But when she got a raise that increased her yearly earnings by a total of only $100, she lost hundreds of dollars monthly in SNAP (formerly food stamps) benefits, as well as subsidized medical assistance for her young son.Things soon started to fall apart for Kelly. “I kept thinking, is this going to be the month I don’t figure it out? The month we don’t have anywhere to go?” And then what she dreaded happened.
After struggling for months with bills and expenses, Kelly was about to be evicted and her car was going to be repossessed. “I thought we were going to lose everything,” she said. “But a friend told me about a program that could help.” Kelly’s friend was in a United Way program that helps families get back on their feet. It provides emergency assistance to keep them in their homes, help with meals and budgeting, and assigns someone to help with financial goal setting and coordinating other services a family might need.
Four months after starting the program, Kelly got caught up on her bills, got on a strict budget, and got her head above water. “I had to take a second job nights and weekends, which is really hard, because I miss out on a lot with my son. But part of changing your behavior is recognizing your own BS, too,” said Kelly, who has since learned to be more disciplined in figuring out how to make her paychecks stretch.
“I’ve had to sacrifice a lot to get where we needed to be. At the end of the day, I’ll do anything for my son.
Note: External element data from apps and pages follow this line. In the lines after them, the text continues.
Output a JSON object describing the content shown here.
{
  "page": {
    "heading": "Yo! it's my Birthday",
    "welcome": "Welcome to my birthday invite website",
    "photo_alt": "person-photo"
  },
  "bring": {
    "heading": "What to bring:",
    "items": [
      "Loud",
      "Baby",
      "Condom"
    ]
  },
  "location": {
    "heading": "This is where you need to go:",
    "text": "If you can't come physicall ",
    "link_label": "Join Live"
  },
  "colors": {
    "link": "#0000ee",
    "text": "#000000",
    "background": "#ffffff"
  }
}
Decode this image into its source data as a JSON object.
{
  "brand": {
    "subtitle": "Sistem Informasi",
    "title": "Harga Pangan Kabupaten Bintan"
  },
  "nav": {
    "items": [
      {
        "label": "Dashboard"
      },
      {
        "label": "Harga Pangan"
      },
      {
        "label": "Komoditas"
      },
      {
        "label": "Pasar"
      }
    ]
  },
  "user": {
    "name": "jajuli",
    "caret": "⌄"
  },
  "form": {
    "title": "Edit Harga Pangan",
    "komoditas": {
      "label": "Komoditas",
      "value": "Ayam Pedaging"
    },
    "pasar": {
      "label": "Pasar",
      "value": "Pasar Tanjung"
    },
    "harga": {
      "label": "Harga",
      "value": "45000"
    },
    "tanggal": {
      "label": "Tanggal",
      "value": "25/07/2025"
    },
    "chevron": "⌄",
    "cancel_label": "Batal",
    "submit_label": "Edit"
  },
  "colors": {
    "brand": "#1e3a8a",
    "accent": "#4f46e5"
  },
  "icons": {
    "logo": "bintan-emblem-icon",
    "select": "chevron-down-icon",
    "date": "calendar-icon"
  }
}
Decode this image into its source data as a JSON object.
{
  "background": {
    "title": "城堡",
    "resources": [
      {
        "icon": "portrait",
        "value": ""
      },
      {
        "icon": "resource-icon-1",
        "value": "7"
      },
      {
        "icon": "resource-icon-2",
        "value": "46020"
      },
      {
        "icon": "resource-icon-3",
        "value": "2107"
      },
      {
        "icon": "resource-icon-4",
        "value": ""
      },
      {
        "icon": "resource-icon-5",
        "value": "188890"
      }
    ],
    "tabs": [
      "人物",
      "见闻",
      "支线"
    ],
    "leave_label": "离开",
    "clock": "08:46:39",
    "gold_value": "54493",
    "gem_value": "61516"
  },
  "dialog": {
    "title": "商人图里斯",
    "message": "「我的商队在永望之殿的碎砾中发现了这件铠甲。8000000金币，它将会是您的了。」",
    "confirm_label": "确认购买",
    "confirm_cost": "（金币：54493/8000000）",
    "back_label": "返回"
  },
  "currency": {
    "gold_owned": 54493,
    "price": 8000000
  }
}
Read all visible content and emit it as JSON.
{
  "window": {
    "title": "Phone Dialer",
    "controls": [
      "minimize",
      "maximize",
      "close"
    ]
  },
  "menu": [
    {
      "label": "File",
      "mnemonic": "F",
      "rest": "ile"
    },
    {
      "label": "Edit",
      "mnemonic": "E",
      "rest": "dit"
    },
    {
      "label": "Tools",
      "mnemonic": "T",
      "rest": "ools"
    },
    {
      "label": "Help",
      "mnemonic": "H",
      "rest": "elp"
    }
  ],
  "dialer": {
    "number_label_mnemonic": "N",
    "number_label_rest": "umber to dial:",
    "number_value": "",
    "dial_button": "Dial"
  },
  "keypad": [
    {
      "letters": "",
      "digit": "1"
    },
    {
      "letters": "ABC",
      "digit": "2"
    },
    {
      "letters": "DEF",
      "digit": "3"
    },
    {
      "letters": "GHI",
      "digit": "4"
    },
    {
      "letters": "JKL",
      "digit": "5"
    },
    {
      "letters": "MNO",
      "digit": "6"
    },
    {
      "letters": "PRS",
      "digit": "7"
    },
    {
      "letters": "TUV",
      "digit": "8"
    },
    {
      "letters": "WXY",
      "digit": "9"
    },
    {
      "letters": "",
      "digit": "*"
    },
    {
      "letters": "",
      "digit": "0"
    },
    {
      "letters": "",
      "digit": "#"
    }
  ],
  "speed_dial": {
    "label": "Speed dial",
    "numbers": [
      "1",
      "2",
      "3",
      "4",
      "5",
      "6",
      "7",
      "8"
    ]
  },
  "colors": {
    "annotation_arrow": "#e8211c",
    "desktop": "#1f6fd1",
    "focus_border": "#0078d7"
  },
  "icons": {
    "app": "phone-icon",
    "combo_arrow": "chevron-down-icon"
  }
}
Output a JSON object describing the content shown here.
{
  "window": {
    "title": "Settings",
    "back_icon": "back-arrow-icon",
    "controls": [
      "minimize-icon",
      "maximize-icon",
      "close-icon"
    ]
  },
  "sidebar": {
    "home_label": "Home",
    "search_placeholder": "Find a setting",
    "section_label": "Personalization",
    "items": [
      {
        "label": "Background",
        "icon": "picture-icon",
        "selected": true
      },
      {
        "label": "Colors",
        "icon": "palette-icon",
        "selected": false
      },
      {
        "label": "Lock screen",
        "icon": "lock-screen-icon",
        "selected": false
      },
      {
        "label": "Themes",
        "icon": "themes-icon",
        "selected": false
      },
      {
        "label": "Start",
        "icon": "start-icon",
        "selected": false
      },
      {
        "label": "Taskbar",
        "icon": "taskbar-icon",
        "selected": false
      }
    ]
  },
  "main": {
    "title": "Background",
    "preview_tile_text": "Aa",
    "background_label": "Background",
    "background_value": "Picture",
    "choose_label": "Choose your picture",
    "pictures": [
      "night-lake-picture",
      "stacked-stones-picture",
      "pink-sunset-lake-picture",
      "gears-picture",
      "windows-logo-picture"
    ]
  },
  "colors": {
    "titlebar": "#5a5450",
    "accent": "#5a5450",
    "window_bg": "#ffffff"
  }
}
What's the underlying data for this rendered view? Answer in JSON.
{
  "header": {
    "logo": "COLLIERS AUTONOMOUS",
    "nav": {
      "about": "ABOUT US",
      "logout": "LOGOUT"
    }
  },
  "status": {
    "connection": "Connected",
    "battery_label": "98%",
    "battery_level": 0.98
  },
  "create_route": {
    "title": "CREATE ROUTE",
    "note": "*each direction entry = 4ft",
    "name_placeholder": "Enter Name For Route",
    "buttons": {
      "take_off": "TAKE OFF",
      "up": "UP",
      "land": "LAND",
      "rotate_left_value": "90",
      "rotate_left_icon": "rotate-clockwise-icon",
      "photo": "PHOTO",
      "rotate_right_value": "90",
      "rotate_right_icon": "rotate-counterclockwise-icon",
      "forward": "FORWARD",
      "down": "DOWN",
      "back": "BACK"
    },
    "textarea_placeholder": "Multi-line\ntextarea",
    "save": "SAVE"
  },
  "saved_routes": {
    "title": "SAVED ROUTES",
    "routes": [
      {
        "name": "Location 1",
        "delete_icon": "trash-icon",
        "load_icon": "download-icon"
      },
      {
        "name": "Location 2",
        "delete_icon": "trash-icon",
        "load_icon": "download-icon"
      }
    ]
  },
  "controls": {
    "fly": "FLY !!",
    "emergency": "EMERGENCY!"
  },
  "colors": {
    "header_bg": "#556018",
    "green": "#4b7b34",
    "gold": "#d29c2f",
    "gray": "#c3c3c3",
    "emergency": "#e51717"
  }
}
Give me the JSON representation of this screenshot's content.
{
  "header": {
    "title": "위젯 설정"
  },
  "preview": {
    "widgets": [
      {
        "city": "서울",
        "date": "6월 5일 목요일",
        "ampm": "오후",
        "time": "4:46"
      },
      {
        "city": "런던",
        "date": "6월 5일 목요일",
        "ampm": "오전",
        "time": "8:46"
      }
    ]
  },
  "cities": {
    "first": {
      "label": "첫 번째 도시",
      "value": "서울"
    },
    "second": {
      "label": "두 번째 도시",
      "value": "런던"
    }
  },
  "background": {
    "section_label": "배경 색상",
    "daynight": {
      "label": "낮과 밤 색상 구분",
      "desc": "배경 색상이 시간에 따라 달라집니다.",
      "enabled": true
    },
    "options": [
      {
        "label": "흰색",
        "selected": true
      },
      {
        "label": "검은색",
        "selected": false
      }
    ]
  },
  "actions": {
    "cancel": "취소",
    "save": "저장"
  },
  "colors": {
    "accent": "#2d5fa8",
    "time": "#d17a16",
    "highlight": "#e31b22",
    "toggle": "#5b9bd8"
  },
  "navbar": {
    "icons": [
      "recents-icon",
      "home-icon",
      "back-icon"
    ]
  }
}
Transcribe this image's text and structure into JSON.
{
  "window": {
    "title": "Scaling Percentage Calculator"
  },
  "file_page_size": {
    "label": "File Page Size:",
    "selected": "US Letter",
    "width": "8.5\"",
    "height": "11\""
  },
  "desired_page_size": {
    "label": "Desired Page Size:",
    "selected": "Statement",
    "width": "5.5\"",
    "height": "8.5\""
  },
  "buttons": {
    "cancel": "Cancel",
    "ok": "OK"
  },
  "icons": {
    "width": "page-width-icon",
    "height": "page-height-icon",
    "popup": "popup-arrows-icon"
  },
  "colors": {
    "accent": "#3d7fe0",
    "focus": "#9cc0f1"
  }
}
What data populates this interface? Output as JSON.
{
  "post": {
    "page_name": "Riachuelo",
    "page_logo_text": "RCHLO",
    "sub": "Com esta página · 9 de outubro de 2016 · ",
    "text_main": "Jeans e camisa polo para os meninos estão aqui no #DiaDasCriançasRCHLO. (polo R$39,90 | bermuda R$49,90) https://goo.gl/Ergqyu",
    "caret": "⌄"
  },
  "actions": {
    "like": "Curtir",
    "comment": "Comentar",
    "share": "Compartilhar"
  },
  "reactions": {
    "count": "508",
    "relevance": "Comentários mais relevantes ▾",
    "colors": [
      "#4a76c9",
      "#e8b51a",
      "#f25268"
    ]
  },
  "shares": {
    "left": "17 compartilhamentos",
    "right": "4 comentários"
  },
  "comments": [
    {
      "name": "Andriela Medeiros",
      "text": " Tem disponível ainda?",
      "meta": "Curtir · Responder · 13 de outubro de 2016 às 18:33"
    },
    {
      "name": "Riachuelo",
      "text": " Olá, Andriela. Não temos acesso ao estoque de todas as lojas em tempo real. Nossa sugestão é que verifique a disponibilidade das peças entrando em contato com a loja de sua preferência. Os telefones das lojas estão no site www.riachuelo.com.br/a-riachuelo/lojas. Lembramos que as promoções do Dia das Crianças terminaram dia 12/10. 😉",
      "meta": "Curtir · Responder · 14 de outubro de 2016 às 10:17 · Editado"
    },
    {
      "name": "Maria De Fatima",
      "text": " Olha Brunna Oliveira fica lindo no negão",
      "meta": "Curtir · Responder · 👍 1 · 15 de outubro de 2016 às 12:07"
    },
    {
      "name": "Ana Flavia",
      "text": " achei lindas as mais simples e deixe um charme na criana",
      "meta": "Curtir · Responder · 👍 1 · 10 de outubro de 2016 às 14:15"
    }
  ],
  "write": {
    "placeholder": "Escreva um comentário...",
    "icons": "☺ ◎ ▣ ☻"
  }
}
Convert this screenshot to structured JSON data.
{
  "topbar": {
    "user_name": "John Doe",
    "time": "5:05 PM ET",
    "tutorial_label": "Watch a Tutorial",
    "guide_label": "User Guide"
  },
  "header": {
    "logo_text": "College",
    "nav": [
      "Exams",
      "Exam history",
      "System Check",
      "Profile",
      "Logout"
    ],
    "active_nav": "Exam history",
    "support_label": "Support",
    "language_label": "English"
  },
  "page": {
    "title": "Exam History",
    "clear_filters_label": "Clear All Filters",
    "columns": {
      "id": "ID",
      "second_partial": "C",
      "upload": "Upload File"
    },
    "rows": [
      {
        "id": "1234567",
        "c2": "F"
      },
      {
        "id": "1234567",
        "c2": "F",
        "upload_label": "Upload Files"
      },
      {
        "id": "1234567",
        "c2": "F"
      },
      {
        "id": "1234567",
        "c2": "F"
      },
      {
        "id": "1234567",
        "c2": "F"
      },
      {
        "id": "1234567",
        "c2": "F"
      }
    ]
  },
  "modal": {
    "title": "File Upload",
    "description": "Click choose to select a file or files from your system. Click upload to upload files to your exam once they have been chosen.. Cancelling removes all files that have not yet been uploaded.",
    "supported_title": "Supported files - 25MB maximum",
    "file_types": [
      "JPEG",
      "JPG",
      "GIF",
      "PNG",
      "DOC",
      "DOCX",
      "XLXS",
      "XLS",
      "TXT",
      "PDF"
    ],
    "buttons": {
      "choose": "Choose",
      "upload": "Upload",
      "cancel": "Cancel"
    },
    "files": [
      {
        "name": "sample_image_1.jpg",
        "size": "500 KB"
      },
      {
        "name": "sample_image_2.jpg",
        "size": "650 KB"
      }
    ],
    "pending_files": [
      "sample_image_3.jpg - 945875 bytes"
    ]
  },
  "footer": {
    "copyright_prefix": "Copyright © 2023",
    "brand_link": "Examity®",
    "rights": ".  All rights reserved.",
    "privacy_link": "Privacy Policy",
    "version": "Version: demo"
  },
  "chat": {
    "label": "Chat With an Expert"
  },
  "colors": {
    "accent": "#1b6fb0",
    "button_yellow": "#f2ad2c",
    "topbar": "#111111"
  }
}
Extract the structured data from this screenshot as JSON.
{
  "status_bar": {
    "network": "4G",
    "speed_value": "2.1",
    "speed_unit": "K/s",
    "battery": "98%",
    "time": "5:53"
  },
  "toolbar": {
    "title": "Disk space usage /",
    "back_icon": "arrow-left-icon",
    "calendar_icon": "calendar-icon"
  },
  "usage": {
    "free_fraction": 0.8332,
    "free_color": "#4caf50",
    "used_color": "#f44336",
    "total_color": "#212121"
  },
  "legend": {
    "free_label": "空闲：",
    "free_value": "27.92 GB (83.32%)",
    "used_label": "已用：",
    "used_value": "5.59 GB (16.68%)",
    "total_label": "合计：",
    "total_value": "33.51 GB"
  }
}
I don’t want him to grow up and go through the same struggles as me. When we look back on all this, I can say, ‘I got us here.’”